The document submitted by the organizations to the ILO also highlights the violation of the peoples’ right to self-determination, the attacks against policies for these peoples, such as the extinction of the Secretariat of Continued Education, Literacy and Inclusion (Secretaria de Educação Continuada, Alfabetização, Diversidade e InclusãoSecadi), among other violations. See table.

Legislative attacks
Not only has the Executive Branch been carrying out continuous actions for the dismantling of the structures and actions linked to quilombola and indigenous people, but the federal legislative branch has been imposing an unfavorable agenda on these peoples. The most expressive representative bench in Congress, the congressmen linked to the Parliamentary Agriculture Front – a lobby supported by agribusiness associations and companies – count for 32 of the 81 seats in the Senate. In the Deputy’s Chamber, the 225 deputies affiliated to the Front represent 44% of the total votes (513) of the whole legislative house.

With this majority representation and no correspondence to the Brazilian population composition, the ruralists impose an agenda that enables the market’s incursion in the territories. A particular example is Draft Bill 490/2007. The Draft Bill threatens the demarcation of indigenous lands and opens the doors of these territories for agribusiness ventures, hydroelectric plants, mining, road, and gold prospecting. In a scenario of intense police violence against indigenous people in the surrounding area of the Chamber of Deputies and the lack of dialogue with those who will be most affected by this measure, the Draft Bill was approved by the Commission of Constitution and Justice (Comissão de Constituição e Justiça – CCJ) in the Chamber of Deputies on June 23. All of this amidst the pandemic.

On the other hand, the Draft Legislative Decree (Projeto de Decreto Legislativo – PDL) No. 177/2021 seeks to directly violate Convention 169. Authored by the federal deputy and member of the FPA, Alceu Moreira (MDB-RS), the draft bill issued in April of this year seeks to authorize the President to denounce ILO Convention 169. In other words, if approved, the Legislative Decree would allow Bolsonaro to remove Brazil from the Convention, a procedure called “denouncement” that represents an enormous setback to the already conquered rights.
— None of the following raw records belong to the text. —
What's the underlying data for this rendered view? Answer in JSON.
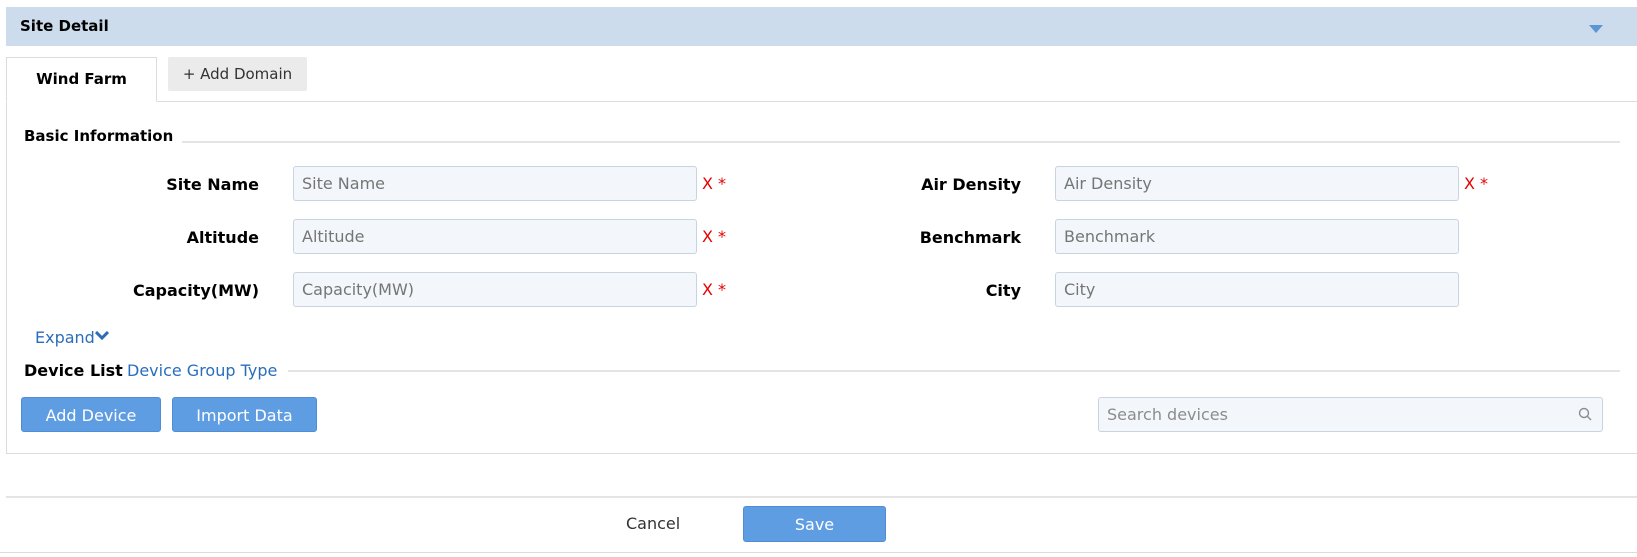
{
  "header": {
    "title": "Site Detail",
    "toggle_icon": "caret-down-icon",
    "accent": "#5c96d5",
    "background": "#ccdcec"
  },
  "tabs": [
    {
      "label": "Wind Farm",
      "active": true
    },
    {
      "label": "+ Add Domain",
      "active": false
    }
  ],
  "basic_info": {
    "title": "Basic Information",
    "fields_left": [
      {
        "label": "Site Name",
        "placeholder": "Site Name",
        "required_mark": "X *"
      },
      {
        "label": "Altitude",
        "placeholder": "Altitude",
        "required_mark": "X *"
      },
      {
        "label": "Capacity(MW)",
        "placeholder": "Capacity(MW)",
        "required_mark": "X *"
      }
    ],
    "fields_right": [
      {
        "label": "Air Density",
        "placeholder": "Air Density",
        "required_mark": "X *"
      },
      {
        "label": "Benchmark",
        "placeholder": "Benchmark"
      },
      {
        "label": "City",
        "placeholder": "City"
      }
    ],
    "expand_label": "Expand",
    "expand_icon": "chevron-down-icon"
  },
  "device_list": {
    "title": "Device List",
    "group_type_link": "Device Group Type",
    "add_device_label": "Add Device",
    "import_data_label": "Import Data",
    "search_placeholder": "Search devices",
    "search_icon": "search-icon"
  },
  "footer": {
    "cancel_label": "Cancel",
    "save_label": "Save"
  },
  "colors": {
    "primary_button": "#5f9de3",
    "required": "#e60000",
    "link": "#2a6ebb"
  }
}
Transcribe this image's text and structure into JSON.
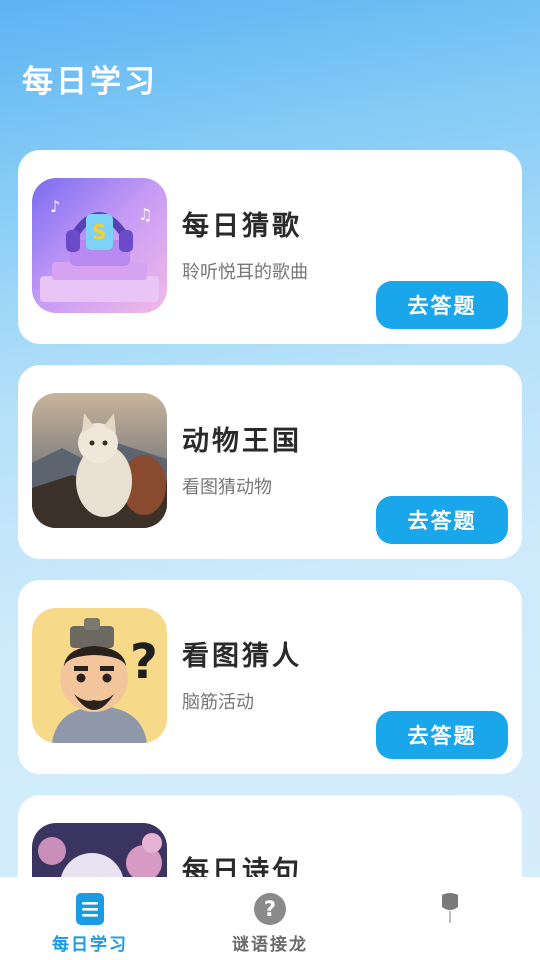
{
  "page": {
    "title": "每日学习"
  },
  "cards": [
    {
      "title": "每日猜歌",
      "subtitle": "聆听悦耳的歌曲",
      "button": "去答题",
      "image": "music-headphones-image"
    },
    {
      "title": "动物王国",
      "subtitle": "看图猜动物",
      "button": "去答题",
      "image": "cat-image"
    },
    {
      "title": "看图猜人",
      "subtitle": "脑筋活动",
      "button": "去答题",
      "image": "cartoon-person-image"
    },
    {
      "title": "每日诗句",
      "image": "moon-blossom-image"
    }
  ],
  "tabbar": {
    "tabs": [
      {
        "label": "每日学习",
        "icon": "list-icon",
        "active": true
      },
      {
        "label": "谜语接龙",
        "icon": "question-icon",
        "active": false
      },
      {
        "label": "",
        "icon": "tab3-icon",
        "active": false
      }
    ]
  },
  "colors": {
    "accent": "#1aa6ea",
    "active_tab": "#1a9be4",
    "inactive_tab": "#6b6b6b",
    "card_bg": "#ffffff"
  }
}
The legislative matter was distributed to commissions.


Axes: Human rights policy and culture